- **PROBLEM REQUIREMENTS**:
Write all of the entries out again exactly, but not the images.
━━ THE DATA
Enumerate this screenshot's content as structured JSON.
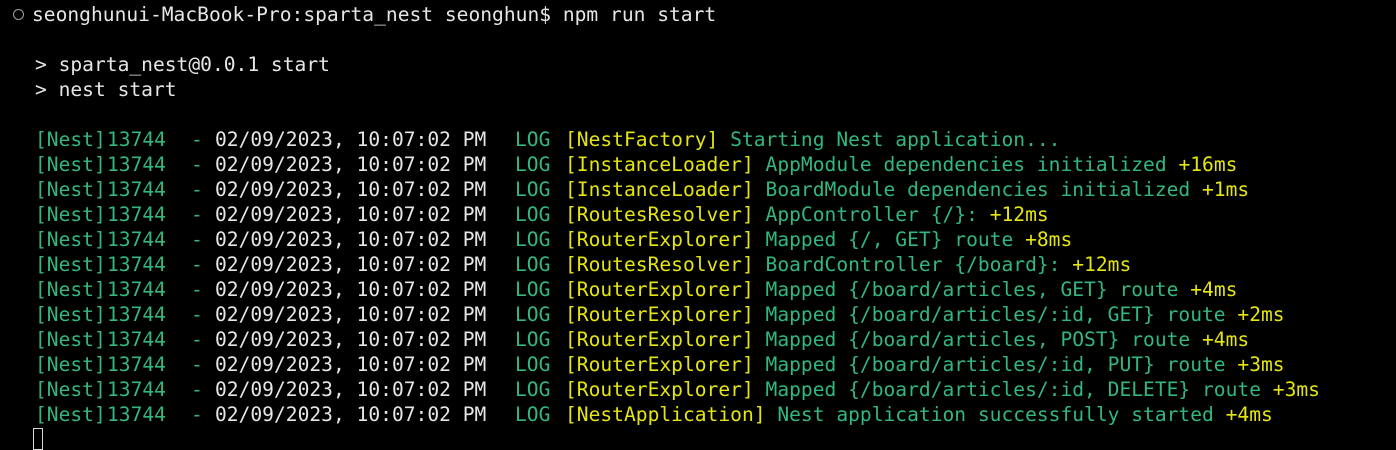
{
  "terminal": {
    "prompt": "seonghunui-MacBook-Pro:sparta_nest seonghun$",
    "command": "npm run start",
    "script_lines": [
      "> sparta_nest@0.0.1 start",
      "> nest start"
    ],
    "logs": [
      {
        "prefix": "[Nest]",
        "pid": "13744",
        "dash": "-",
        "timestamp": "02/09/2023, 10:07:02 PM",
        "level": "LOG",
        "context": "[NestFactory]",
        "message": "Starting Nest application...",
        "elapsed": ""
      },
      {
        "prefix": "[Nest]",
        "pid": "13744",
        "dash": "-",
        "timestamp": "02/09/2023, 10:07:02 PM",
        "level": "LOG",
        "context": "[InstanceLoader]",
        "message": "AppModule dependencies initialized",
        "elapsed": "+16ms"
      },
      {
        "prefix": "[Nest]",
        "pid": "13744",
        "dash": "-",
        "timestamp": "02/09/2023, 10:07:02 PM",
        "level": "LOG",
        "context": "[InstanceLoader]",
        "message": "BoardModule dependencies initialized",
        "elapsed": "+1ms"
      },
      {
        "prefix": "[Nest]",
        "pid": "13744",
        "dash": "-",
        "timestamp": "02/09/2023, 10:07:02 PM",
        "level": "LOG",
        "context": "[RoutesResolver]",
        "message": "AppController {/}:",
        "elapsed": "+12ms"
      },
      {
        "prefix": "[Nest]",
        "pid": "13744",
        "dash": "-",
        "timestamp": "02/09/2023, 10:07:02 PM",
        "level": "LOG",
        "context": "[RouterExplorer]",
        "message": "Mapped {/, GET} route",
        "elapsed": "+8ms"
      },
      {
        "prefix": "[Nest]",
        "pid": "13744",
        "dash": "-",
        "timestamp": "02/09/2023, 10:07:02 PM",
        "level": "LOG",
        "context": "[RoutesResolver]",
        "message": "BoardController {/board}:",
        "elapsed": "+12ms"
      },
      {
        "prefix": "[Nest]",
        "pid": "13744",
        "dash": "-",
        "timestamp": "02/09/2023, 10:07:02 PM",
        "level": "LOG",
        "context": "[RouterExplorer]",
        "message": "Mapped {/board/articles, GET} route",
        "elapsed": "+4ms"
      },
      {
        "prefix": "[Nest]",
        "pid": "13744",
        "dash": "-",
        "timestamp": "02/09/2023, 10:07:02 PM",
        "level": "LOG",
        "context": "[RouterExplorer]",
        "message": "Mapped {/board/articles/:id, GET} route",
        "elapsed": "+2ms"
      },
      {
        "prefix": "[Nest]",
        "pid": "13744",
        "dash": "-",
        "timestamp": "02/09/2023, 10:07:02 PM",
        "level": "LOG",
        "context": "[RouterExplorer]",
        "message": "Mapped {/board/articles, POST} route",
        "elapsed": "+4ms"
      },
      {
        "prefix": "[Nest]",
        "pid": "13744",
        "dash": "-",
        "timestamp": "02/09/2023, 10:07:02 PM",
        "level": "LOG",
        "context": "[RouterExplorer]",
        "message": "Mapped {/board/articles/:id, PUT} route",
        "elapsed": "+3ms"
      },
      {
        "prefix": "[Nest]",
        "pid": "13744",
        "dash": "-",
        "timestamp": "02/09/2023, 10:07:02 PM",
        "level": "LOG",
        "context": "[RouterExplorer]",
        "message": "Mapped {/board/articles/:id, DELETE} route",
        "elapsed": "+3ms"
      },
      {
        "prefix": "[Nest]",
        "pid": "13744",
        "dash": "-",
        "timestamp": "02/09/2023, 10:07:02 PM",
        "level": "LOG",
        "context": "[NestApplication]",
        "message": "Nest application successfully started",
        "elapsed": "+4ms"
      }
    ]
  },
  "colors": {
    "background": "#000000",
    "log_green": "#32b87e",
    "context_yellow": "#e5e510",
    "text": "#e6e6e6"
  },
  "icons": {
    "prompt_marker": "circle-outline-icon",
    "cursor": "block-cursor"
  }
}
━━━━
- **RESPONSE TO THIS TASK**:
Enumerate this screenshot's content as structured JSON.
{
  "terminal": {
    "prompt": "seonghunui-MacBook-Pro:sparta_nest seonghun$",
    "command": "npm run start",
    "script_lines": [
      "> sparta_nest@0.0.1 start",
      "> nest start"
    ],
    "logs": [
      {
        "prefix": "[Nest]",
        "pid": "13744",
        "dash": "-",
        "timestamp": "02/09/2023, 10:07:02 PM",
        "level": "LOG",
        "context": "[NestFactory]",
        "message": "Starting Nest application...",
        "elapsed": ""
      },
      {
        "prefix": "[Nest]",
        "pid": "13744",
        "dash": "-",
        "timestamp": "02/09/2023, 10:07:02 PM",
        "level": "LOG",
        "context": "[InstanceLoader]",
        "message": "AppModule dependencies initialized",
        "elapsed": "+16ms"
      },
      {
        "prefix": "[Nest]",
        "pid": "13744",
        "dash": "-",
        "timestamp": "02/09/2023, 10:07:02 PM",
        "level": "LOG",
        "context": "[InstanceLoader]",
        "message": "BoardModule dependencies initialized",
        "elapsed": "+1ms"
      },
      {
        "prefix": "[Nest]",
        "pid": "13744",
        "dash": "-",
        "timestamp": "02/09/2023, 10:07:02 PM",
        "level": "LOG",
        "context": "[RoutesResolver]",
        "message": "AppController {/}:",
        "elapsed": "+12ms"
      },
      {
        "prefix": "[Nest]",
        "pid": "13744",
        "dash": "-",
        "timestamp": "02/09/2023, 10:07:02 PM",
        "level": "LOG",
        "context": "[RouterExplorer]",
        "message": "Mapped {/, GET} route",
        "elapsed": "+8ms"
      },
      {
        "prefix": "[Nest]",
        "pid": "13744",
        "dash": "-",
        "timestamp": "02/09/2023, 10:07:02 PM",
        "level": "LOG",
        "context": "[RoutesResolver]",
        "message": "BoardController {/board}:",
        "elapsed": "+12ms"
      },
      {
        "prefix": "[Nest]",
        "pid": "13744",
        "dash": "-",
        "timestamp": "02/09/2023, 10:07:02 PM",
        "level": "LOG",
        "context": "[RouterExplorer]",
        "message": "Mapped {/board/articles, GET} route",
        "elapsed": "+4ms"
      },
      {
        "prefix": "[Nest]",
        "pid": "13744",
        "dash": "-",
        "timestamp": "02/09/2023, 10:07:02 PM",
        "level": "LOG",
        "context": "[RouterExplorer]",
        "message": "Mapped {/board/articles/:id, GET} route",
        "elapsed": "+2ms"
      },
      {
        "prefix": "[Nest]",
        "pid": "13744",
        "dash": "-",
        "timestamp": "02/09/2023, 10:07:02 PM",
        "level": "LOG",
        "context": "[RouterExplorer]",
        "message": "Mapped {/board/articles, POST} route",
        "elapsed": "+4ms"
      },
      {
        "prefix": "[Nest]",
        "pid": "13744",
        "dash": "-",
        "timestamp": "02/09/2023, 10:07:02 PM",
        "level": "LOG",
        "context": "[RouterExplorer]",
        "message": "Mapped {/board/articles/:id, PUT} route",
        "elapsed": "+3ms"
      },
      {
        "prefix": "[Nest]",
        "pid": "13744",
        "dash": "-",
        "timestamp": "02/09/2023, 10:07:02 PM",
        "level": "LOG",
        "context": "[RouterExplorer]",
        "message": "Mapped {/board/articles/:id, DELETE} route",
        "elapsed": "+3ms"
      },
      {
        "prefix": "[Nest]",
        "pid": "13744",
        "dash": "-",
        "timestamp": "02/09/2023, 10:07:02 PM",
        "level": "LOG",
        "context": "[NestApplication]",
        "message": "Nest application successfully started",
        "elapsed": "+4ms"
      }
    ]
  },
  "colors": {
    "background": "#000000",
    "log_green": "#32b87e",
    "context_yellow": "#e5e510",
    "text": "#e6e6e6"
  },
  "icons": {
    "prompt_marker": "circle-outline-icon",
    "cursor": "block-cursor"
  }
}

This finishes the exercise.